West Hollywood, CA (PRWEB) October 15, 2012
Mention masks and the first thing most people imagine is Halloween staples like Frankenstein, Batman or even Obama and Romney. However, masks have been an important part of social and religious celebrations in many countries for centuries, especially in tribal Africa. Interior Designer Thomas Schoos, who has made cultural diversity a prominent part of his design philosophy, sees Halloween as an opportunity to embrace tribal art by including African masks in both costumes and home décor.
“These dramatic masks can be beautiful or scary, and they bring in a whole new exotic element to a Halloween theme,” offers Schoos. “Put them with a sexy, imaginative costume and they will definitely attract attention. Or, they can look great as part of an arrangement on a table or mantle with pumpkins and fall color.”
African masks originally served a variety of purposes, both cultural and religious. Some were used to represent spirits of ancestors while others were part of fertility rites. Still others were used to control good or evil forces and, in this context, can be quite frightening. These grotesque designs served a purpose similar to the ancient traditions of Halloween in keeping away evil spirits. Such scary designs are most likely the masks that Americans will associate with Halloween. However, some of the more fun designs featuring amusing animals or fanciful creatures can also add a sense of whimsy to a Halloween event.
In a way, making African masks part of a celebration is more faithful to their original purpose than displaying them formally in a museum or art collection. Westerners began to appreciate and value these cultural artifacts most notably at the beginning of the 20th century when artists like Derain and Picasso started incorporating African images into their work. Serious consideration of African pieces as artistic treasures led to them being presented with a western sense of formality. In Africa, however, masks would have always been accompanied by music and dance and been part of a celebration. Seeing an African mask incorporated into a raucous party would bring the art to life in a way the creators actually intended.
Thomas Schoos has been collecting masks and other artifacts from Africa, Asia and around the world for many years and frequently uses them in his designs for homes, hotels and restaurants. Some of his African collection is available to the public at the Schoos Online Shop. Though more expensive than a typical Halloween mask, these cultural treasures can become a permanent part of a private art collection for display any time of the year. Whether frightening, colorful or whimsical, African masks bring a cultural variety to Halloween and other seasonal celebrations, broadening the appeal and adding artistic interest to any home or commercial environment.
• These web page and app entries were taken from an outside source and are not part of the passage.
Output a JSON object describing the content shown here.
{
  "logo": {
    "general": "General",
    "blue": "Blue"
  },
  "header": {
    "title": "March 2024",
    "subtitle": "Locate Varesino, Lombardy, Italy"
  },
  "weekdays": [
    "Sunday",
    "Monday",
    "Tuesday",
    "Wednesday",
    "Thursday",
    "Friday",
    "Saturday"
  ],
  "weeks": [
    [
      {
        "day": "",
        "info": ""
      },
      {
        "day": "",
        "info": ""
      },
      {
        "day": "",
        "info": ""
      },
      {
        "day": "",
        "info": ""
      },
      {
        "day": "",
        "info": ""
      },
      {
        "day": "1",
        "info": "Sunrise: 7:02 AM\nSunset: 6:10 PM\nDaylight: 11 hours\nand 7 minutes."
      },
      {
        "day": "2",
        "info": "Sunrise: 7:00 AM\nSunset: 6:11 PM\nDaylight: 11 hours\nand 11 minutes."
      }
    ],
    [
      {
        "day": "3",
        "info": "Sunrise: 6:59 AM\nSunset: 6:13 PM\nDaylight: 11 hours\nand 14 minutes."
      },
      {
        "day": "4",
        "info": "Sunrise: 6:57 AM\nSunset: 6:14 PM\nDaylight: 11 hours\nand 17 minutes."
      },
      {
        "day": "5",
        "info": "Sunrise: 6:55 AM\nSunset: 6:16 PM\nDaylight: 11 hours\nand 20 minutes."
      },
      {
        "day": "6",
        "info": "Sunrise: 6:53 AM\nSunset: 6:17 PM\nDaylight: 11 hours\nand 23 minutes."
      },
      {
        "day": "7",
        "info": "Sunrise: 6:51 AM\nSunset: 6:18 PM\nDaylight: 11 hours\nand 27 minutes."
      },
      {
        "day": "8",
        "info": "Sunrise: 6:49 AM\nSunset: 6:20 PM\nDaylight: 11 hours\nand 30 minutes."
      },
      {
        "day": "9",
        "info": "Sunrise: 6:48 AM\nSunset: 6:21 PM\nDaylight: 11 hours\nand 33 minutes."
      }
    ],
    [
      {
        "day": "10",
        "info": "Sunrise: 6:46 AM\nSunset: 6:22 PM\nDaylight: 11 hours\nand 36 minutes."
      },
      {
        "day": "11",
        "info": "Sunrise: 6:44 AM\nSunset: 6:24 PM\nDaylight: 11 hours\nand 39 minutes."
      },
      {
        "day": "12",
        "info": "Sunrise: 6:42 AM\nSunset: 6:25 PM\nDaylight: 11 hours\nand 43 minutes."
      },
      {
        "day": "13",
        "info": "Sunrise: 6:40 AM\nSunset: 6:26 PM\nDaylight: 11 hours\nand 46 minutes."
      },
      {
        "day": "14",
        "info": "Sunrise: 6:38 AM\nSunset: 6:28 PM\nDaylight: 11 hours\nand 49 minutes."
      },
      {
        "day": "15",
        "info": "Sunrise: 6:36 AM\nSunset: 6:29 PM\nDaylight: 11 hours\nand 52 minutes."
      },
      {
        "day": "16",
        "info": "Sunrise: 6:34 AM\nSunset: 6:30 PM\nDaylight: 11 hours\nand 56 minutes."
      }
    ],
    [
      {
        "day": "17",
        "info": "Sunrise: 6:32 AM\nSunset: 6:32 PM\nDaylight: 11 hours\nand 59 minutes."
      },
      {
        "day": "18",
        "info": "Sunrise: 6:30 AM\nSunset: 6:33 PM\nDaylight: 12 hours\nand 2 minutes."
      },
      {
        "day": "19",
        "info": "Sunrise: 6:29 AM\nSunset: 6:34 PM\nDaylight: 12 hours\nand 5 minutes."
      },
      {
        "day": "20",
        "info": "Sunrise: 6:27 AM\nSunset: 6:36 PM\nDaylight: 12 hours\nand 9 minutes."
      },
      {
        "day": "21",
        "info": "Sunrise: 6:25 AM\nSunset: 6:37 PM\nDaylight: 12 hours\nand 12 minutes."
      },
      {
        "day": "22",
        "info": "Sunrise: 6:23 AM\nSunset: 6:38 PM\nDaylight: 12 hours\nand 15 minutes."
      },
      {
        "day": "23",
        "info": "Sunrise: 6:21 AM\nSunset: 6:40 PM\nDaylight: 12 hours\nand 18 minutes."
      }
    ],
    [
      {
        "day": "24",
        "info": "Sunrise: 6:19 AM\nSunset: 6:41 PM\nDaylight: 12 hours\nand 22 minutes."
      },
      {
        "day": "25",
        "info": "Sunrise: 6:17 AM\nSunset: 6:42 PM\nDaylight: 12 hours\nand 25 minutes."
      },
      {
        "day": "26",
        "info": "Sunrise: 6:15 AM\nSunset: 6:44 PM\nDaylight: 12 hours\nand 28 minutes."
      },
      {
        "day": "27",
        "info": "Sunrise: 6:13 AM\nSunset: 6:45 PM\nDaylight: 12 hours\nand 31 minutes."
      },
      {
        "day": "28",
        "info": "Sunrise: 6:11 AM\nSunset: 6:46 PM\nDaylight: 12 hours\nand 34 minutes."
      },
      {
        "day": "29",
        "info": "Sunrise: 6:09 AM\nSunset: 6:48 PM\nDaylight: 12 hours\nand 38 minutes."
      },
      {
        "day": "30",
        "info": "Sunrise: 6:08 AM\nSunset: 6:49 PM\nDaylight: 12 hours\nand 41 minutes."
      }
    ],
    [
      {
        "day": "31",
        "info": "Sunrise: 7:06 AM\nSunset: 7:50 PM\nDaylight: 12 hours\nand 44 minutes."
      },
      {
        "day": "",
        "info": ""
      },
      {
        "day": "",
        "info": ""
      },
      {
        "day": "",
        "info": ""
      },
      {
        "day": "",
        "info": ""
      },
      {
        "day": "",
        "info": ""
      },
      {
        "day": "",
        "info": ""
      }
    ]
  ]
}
Thomas Schoos is known as designer of some of the most successful hospitality venues in the U.S., ranging from Tao Restaurant and Nightclub at the Venetian Hotel in Las Vegas, which has been the top-grossing restaurant in the U.S. every year since it opened in 2005, to Searsucker in San Diego, voted by Open Table as the second most popular restaurant in the country in 2011. Schoos has partnered with celebrity chefs like Iron Chef Morimoto and Top Chef’s Brian Malarkey to design numerous restaurants in many cities, with dozens more planned. Meanwhile, Schoos continues his career as an artist and painter, contributing original works to many of his projects and even incorporating art into their structures and designs. This year, his design for Morimoto Mexico City was named one of two finalists in the Hospitality Design Awards for Fine Dining.
For more information on Schoos products and designs, or to interview Thomas Schoos, please contact our PR department by email at pr (at) schoos (dot) com or by telephone at 323-822-2800. Information is also available on the Schoos Design website at http://www.schoos.com.